"Mentally, it takes a freaking toll on you," Wheeler said. "Especially being out for two years -- missing the playoffs, missing the World Series -- that's tough. I think it was more mentally tough than physically.":: Spring Training coverage presented by Camping World ::
Flash forward to Monday, when Wheeler stood in the same spot, but a different mental space entirely. Over his last 11 starts of the 2018 season, Wheeler went 9-1 with a 1.68 ERA, challenging Jacob deGrom as the game's best pitcher over that stretch. He not only proved that he could be an effective big leaguer, but shattered the doubts.
"He just has this personality of like, 'I don't care' -- not in a bad way, but in a good way," teammate Steven Matz said. "He got sent down to the Minor Leagues last year out of camp. He had this attitude like, 'I don't care.' He went back and dominated."

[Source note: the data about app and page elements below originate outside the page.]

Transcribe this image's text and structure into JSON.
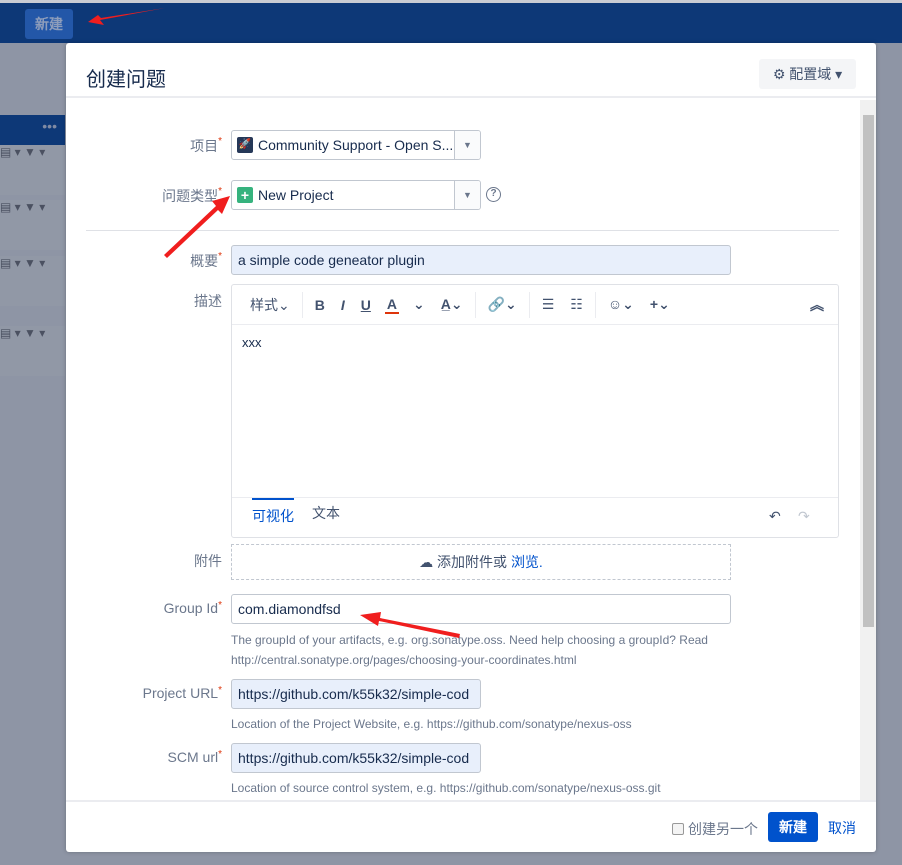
{
  "topbar": {
    "create_label": "新建"
  },
  "background": {
    "more": "•••"
  },
  "dialog": {
    "title": "创建问题",
    "configure_fields": "配置域",
    "fields": {
      "project": {
        "label": "项目",
        "value": "Community Support - Open S..."
      },
      "issue_type": {
        "label": "问题类型",
        "value": "New Project"
      },
      "summary": {
        "label": "概要",
        "value": "a simple code geneator plugin"
      },
      "description": {
        "label": "描述",
        "toolbar_style": "样式",
        "content": "xxx",
        "tab_visual": "可视化",
        "tab_text": "文本"
      },
      "attachment": {
        "label": "附件",
        "text": "添加附件或",
        "browse": "浏览."
      },
      "group_id": {
        "label": "Group Id",
        "value": "com.diamondfsd",
        "help_line1": "The groupId of your artifacts, e.g. org.sonatype.oss. Need help choosing a groupId? Read",
        "help_line2": "http://central.sonatype.org/pages/choosing-your-coordinates.html"
      },
      "project_url": {
        "label": "Project URL",
        "value": "https://github.com/k55k32/simple-cod",
        "help": "Location of the Project Website, e.g. https://github.com/sonatype/nexus-oss"
      },
      "scm_url": {
        "label": "SCM url",
        "value": "https://github.com/k55k32/simple-cod",
        "help": "Location of source control system, e.g. https://github.com/sonatype/nexus-oss.git"
      }
    },
    "footer": {
      "create_another": "创建另一个",
      "create": "新建",
      "cancel": "取消"
    }
  },
  "required_mark": "*"
}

In Wheeler's eyes, his ascension to one of the game's best pitchers was no surprise.
"I knew I was going to get better," Wheeler said. "You've just got to stay confident -- not cocky, but confident. There's a difference. You've got to trust yourself. You've got to trust the surgery. You've got to trust everything that happens. … It's always in the back of your head. You know how good you are. You know how good you can be. My biggest thing was as soon as I got healthy last year, I just wanted to show it."
For Wheeler, that meant throwing bullpen sessions without pain for the first time in years. Unlike in 2017, when a stress reaction in his right arm nagged him enough that he "couldn't work on anything" during the season, Wheeler was able to make mechanical adjustments each week between starts.

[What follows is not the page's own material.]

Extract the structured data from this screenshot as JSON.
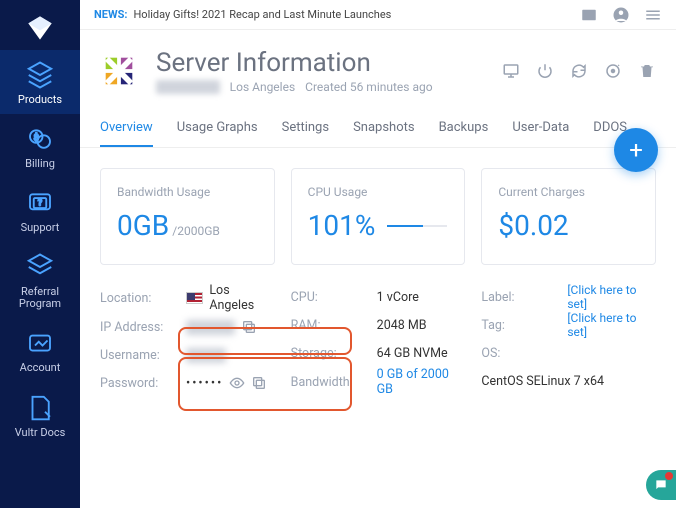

He also added a new pitch, a split-fingered fastball that he picked up from his brother, Adam, who in turn learned it from Jose Contreras during his time in the Yankees' organization. Thanks in large part to that, as well as new catcher Devin Mesoraco's commitment to having him throw inside, Wheeler held left-handed batters to a .679 OPS -- the lowest mark of his career.

"His stuff is insane," Matz said. "Slider, splitter, curveball, changeup. When all that kind of clicked, it's almost like it was expected to happen when you've got that kind of stuff."
Now, the challenge for Wheeler will be repeating it. Standing in the Mets' clubhouse Monday, he glanced two lockers to his right, lauding deGrom for the consistency of his National League Cy Young Award caliber season. Unlike Wheeler, who returned from a brief banishment to the Minors to post a 4.44 ERA over the first half of last season, deGrom offered the Mets brilliance from April through September.
If Wheeler can do the same in 2019, he will enter free agency at a high point of his career. The Mets have yet to approach Wheeler about a contract extension, and given his injury history, they probably won't. That's OK with Wheeler, who says, "I love it here," but knows he still has something to prove heading into his final season of team control.
After years of frustration, Wheeler's life and career appear to be coming together. Over the winter, he proposed to his longtime girlfriend in Colorado, bought a house in Georgia and a miniature French bulldog to live in it. A strong season and a new contract would add further vindication to his long and sometimes rocky road.
"I don't want to be cliché, but it's about what's happening right now," Wheeler said. "When the time comes, that will happen. An extension or doing free agency, whatever happens is going to happen."

Anthony DiComo has covered the Mets for MLB.com since 2007. Follow him on Twitter @AnthonyDiComo, Instagram and Facebook.